TASK PROMPT:
Please repeat every record below exactly as written, but leave out the pictures.

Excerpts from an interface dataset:
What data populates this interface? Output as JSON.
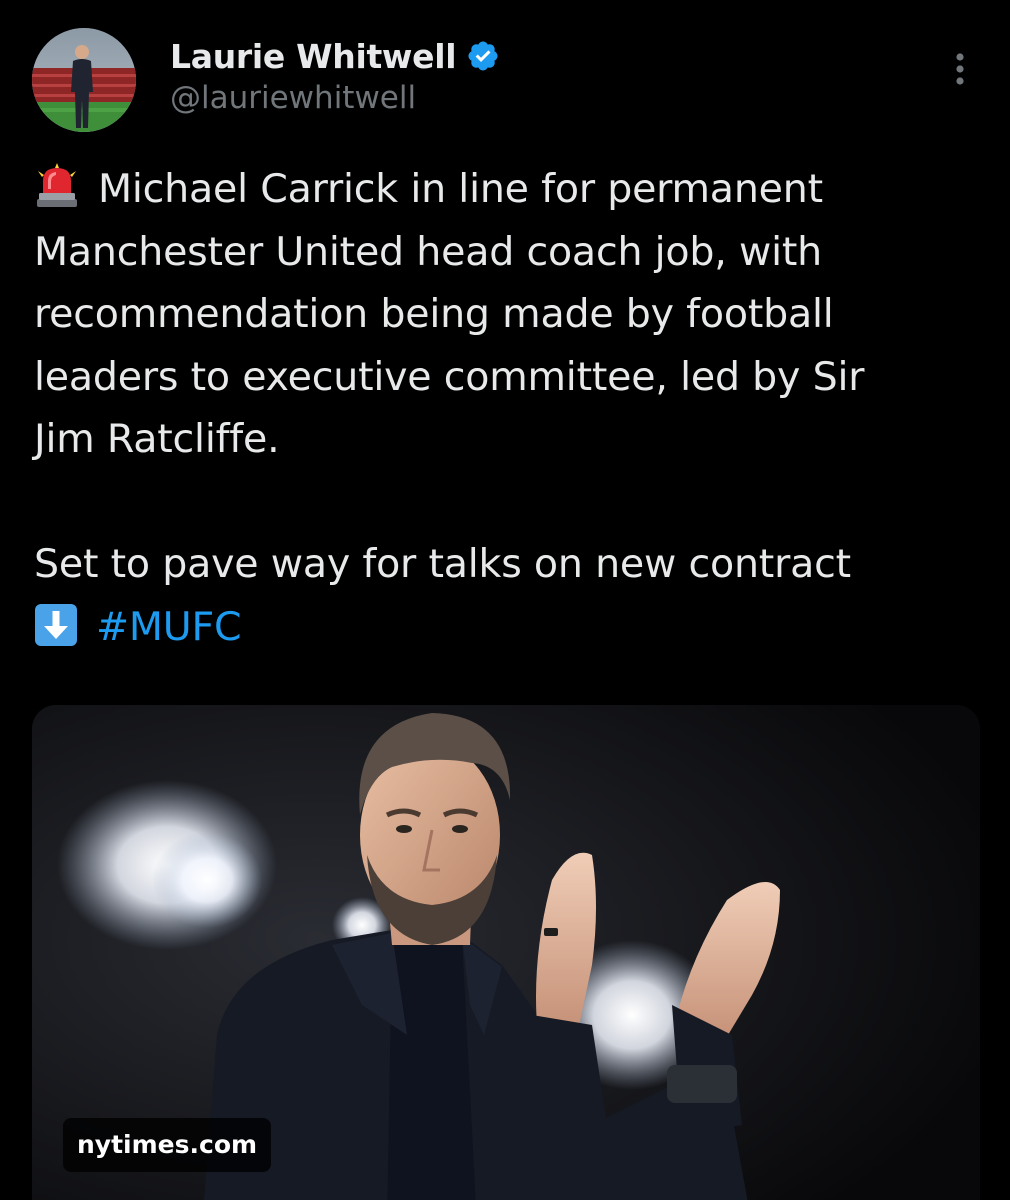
{
  "author": {
    "display_name": "Laurie Whitwell",
    "handle": "@lauriewhitwell",
    "verified": true,
    "verified_color": "#1d9bf0"
  },
  "tweet": {
    "lines": [
      "Michael Carrick in line for permanent",
      "Manchester United head coach job, with",
      "recommendation being made by football",
      "leaders to executive committee, led by Sir",
      "Jim Ratcliffe."
    ],
    "second_paragraph_line": "Set to pave way for talks on new contract",
    "hashtag": "#MUFC",
    "leading_emoji": "siren-icon",
    "hashtag_emoji": "down-arrow-icon",
    "hashtag_color": "#1d9bf0"
  },
  "media": {
    "source_label": "nytimes.com"
  },
  "colors": {
    "background": "#000000",
    "text": "#e7e9ea",
    "secondary_text": "#71767b"
  }
}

RESULT FOR THIS EXERCISE:
What data populates this interface? Output as JSON.
{
  "author": {
    "display_name": "Laurie Whitwell",
    "handle": "@lauriewhitwell",
    "verified": true,
    "verified_color": "#1d9bf0"
  },
  "tweet": {
    "lines": [
      "Michael Carrick in line for permanent",
      "Manchester United head coach job, with",
      "recommendation being made by football",
      "leaders to executive committee, led by Sir",
      "Jim Ratcliffe."
    ],
    "second_paragraph_line": "Set to pave way for talks on new contract",
    "hashtag": "#MUFC",
    "leading_emoji": "siren-icon",
    "hashtag_emoji": "down-arrow-icon",
    "hashtag_color": "#1d9bf0"
  },
  "media": {
    "source_label": "nytimes.com"
  },
  "colors": {
    "background": "#000000",
    "text": "#e7e9ea",
    "secondary_text": "#71767b"
  }
}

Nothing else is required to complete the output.